-- PROVIDED DATA follows --

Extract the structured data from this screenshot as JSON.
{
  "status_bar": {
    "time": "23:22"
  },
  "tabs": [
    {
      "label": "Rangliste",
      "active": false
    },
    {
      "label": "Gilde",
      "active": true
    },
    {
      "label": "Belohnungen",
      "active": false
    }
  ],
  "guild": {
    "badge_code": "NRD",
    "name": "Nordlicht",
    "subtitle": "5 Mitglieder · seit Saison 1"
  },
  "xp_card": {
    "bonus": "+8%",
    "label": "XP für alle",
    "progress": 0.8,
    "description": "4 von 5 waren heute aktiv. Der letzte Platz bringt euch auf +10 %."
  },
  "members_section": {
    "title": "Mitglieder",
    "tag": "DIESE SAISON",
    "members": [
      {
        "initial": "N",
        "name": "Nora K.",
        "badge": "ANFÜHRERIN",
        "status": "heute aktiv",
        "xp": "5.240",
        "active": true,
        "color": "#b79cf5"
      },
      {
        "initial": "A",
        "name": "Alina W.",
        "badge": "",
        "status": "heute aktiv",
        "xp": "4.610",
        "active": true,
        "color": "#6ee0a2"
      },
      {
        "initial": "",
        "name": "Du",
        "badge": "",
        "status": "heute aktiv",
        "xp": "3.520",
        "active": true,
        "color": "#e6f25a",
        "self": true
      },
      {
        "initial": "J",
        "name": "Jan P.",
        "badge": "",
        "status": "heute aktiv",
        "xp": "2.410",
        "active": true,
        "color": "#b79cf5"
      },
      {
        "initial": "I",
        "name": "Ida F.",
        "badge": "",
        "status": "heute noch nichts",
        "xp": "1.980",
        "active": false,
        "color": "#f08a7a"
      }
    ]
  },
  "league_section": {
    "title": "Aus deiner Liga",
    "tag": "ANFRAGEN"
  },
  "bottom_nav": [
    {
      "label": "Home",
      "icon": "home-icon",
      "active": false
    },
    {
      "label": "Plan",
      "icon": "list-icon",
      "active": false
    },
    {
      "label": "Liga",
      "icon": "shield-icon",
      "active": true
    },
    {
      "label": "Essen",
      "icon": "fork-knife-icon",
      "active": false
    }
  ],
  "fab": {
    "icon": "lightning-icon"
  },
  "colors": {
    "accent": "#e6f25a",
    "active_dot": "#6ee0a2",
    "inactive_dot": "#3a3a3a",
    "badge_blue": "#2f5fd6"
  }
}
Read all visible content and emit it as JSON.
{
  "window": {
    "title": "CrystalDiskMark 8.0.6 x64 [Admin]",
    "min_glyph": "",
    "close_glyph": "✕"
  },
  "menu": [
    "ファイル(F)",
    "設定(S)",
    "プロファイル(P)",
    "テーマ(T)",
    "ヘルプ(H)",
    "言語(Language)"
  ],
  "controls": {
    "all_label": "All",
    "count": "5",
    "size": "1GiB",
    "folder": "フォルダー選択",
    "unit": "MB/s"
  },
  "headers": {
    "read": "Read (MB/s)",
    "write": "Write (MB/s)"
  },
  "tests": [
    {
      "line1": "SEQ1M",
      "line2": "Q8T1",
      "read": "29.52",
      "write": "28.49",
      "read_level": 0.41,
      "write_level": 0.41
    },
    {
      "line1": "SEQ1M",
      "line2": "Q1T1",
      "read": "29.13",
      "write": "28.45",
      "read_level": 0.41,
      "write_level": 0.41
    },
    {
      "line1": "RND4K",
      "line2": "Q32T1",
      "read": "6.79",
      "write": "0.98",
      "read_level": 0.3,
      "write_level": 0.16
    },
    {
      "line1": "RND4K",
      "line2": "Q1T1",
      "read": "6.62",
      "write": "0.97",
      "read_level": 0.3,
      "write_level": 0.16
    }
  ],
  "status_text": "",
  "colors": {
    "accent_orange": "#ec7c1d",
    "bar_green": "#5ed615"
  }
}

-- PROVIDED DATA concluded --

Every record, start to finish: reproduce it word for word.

Extract the structured data from this screenshot as JSON.
{
  "status_bar": {
    "time": "23:22"
  },
  "tabs": [
    {
      "label": "Rangliste",
      "active": false
    },
    {
      "label": "Gilde",
      "active": true
    },
    {
      "label": "Belohnungen",
      "active": false
    }
  ],
  "guild": {
    "badge_code": "NRD",
    "name": "Nordlicht",
    "subtitle": "5 Mitglieder · seit Saison 1"
  },
  "xp_card": {
    "bonus": "+8%",
    "label": "XP für alle",
    "progress": 0.8,
    "description": "4 von 5 waren heute aktiv. Der letzte Platz bringt euch auf +10 %."
  },
  "members_section": {
    "title": "Mitglieder",
    "tag": "DIESE SAISON",
    "members": [
      {
        "initial": "N",
        "name": "Nora K.",
        "badge": "ANFÜHRERIN",
        "status": "heute aktiv",
        "xp": "5.240",
        "active": true,
        "color": "#b79cf5"
      },
      {
        "initial": "A",
        "name": "Alina W.",
        "badge": "",
        "status": "heute aktiv",
        "xp": "4.610",
        "active": true,
        "color": "#6ee0a2"
      },
      {
        "initial": "",
        "name": "Du",
        "badge": "",
        "status": "heute aktiv",
        "xp": "3.520",
        "active": true,
        "color": "#e6f25a",
        "self": true
      },
      {
        "initial": "J",
        "name": "Jan P.",
        "badge": "",
        "status": "heute aktiv",
        "xp": "2.410",
        "active": true,
        "color": "#b79cf5"
      },
      {
        "initial": "I",
        "name": "Ida F.",
        "badge": "",
        "status": "heute noch nichts",
        "xp": "1.980",
        "active": false,
        "color": "#f08a7a"
      }
    ]
  },
  "league_section": {
    "title": "Aus deiner Liga",
    "tag": "ANFRAGEN"
  },
  "bottom_nav": [
    {
      "label": "Home",
      "icon": "home-icon",
      "active": false
    },
    {
      "label": "Plan",
      "icon": "list-icon",
      "active": false
    },
    {
      "label": "Liga",
      "icon": "shield-icon",
      "active": true
    },
    {
      "label": "Essen",
      "icon": "fork-knife-icon",
      "active": false
    }
  ],
  "fab": {
    "icon": "lightning-icon"
  },
  "colors": {
    "accent": "#e6f25a",
    "active_dot": "#6ee0a2",
    "inactive_dot": "#3a3a3a",
    "badge_blue": "#2f5fd6"
  }
}
Read all visible content and emit it as JSON.
{
  "window": {
    "title": "CrystalDiskMark 8.0.6 x64 [Admin]",
    "min_glyph": "",
    "close_glyph": "✕"
  },
  "menu": [
    "ファイル(F)",
    "設定(S)",
    "プロファイル(P)",
    "テーマ(T)",
    "ヘルプ(H)",
    "言語(Language)"
  ],
  "controls": {
    "all_label": "All",
    "count": "5",
    "size": "1GiB",
    "folder": "フォルダー選択",
    "unit": "MB/s"
  },
  "headers": {
    "read": "Read (MB/s)",
    "write": "Write (MB/s)"
  },
  "tests": [
    {
      "line1": "SEQ1M",
      "line2": "Q8T1",
      "read": "29.52",
      "write": "28.49",
      "read_level": 0.41,
      "write_level": 0.41
    },
    {
      "line1": "SEQ1M",
      "line2": "Q1T1",
      "read": "29.13",
      "write": "28.45",
      "read_level": 0.41,
      "write_level": 0.41
    },
    {
      "line1": "RND4K",
      "line2": "Q32T1",
      "read": "6.79",
      "write": "0.98",
      "read_level": 0.3,
      "write_level": 0.16
    },
    {
      "line1": "RND4K",
      "line2": "Q1T1",
      "read": "6.62",
      "write": "0.97",
      "read_level": 0.3,
      "write_level": 0.16
    }
  ],
  "status_text": "",
  "colors": {
    "accent_orange": "#ec7c1d",
    "bar_green": "#5ed615"
  }
}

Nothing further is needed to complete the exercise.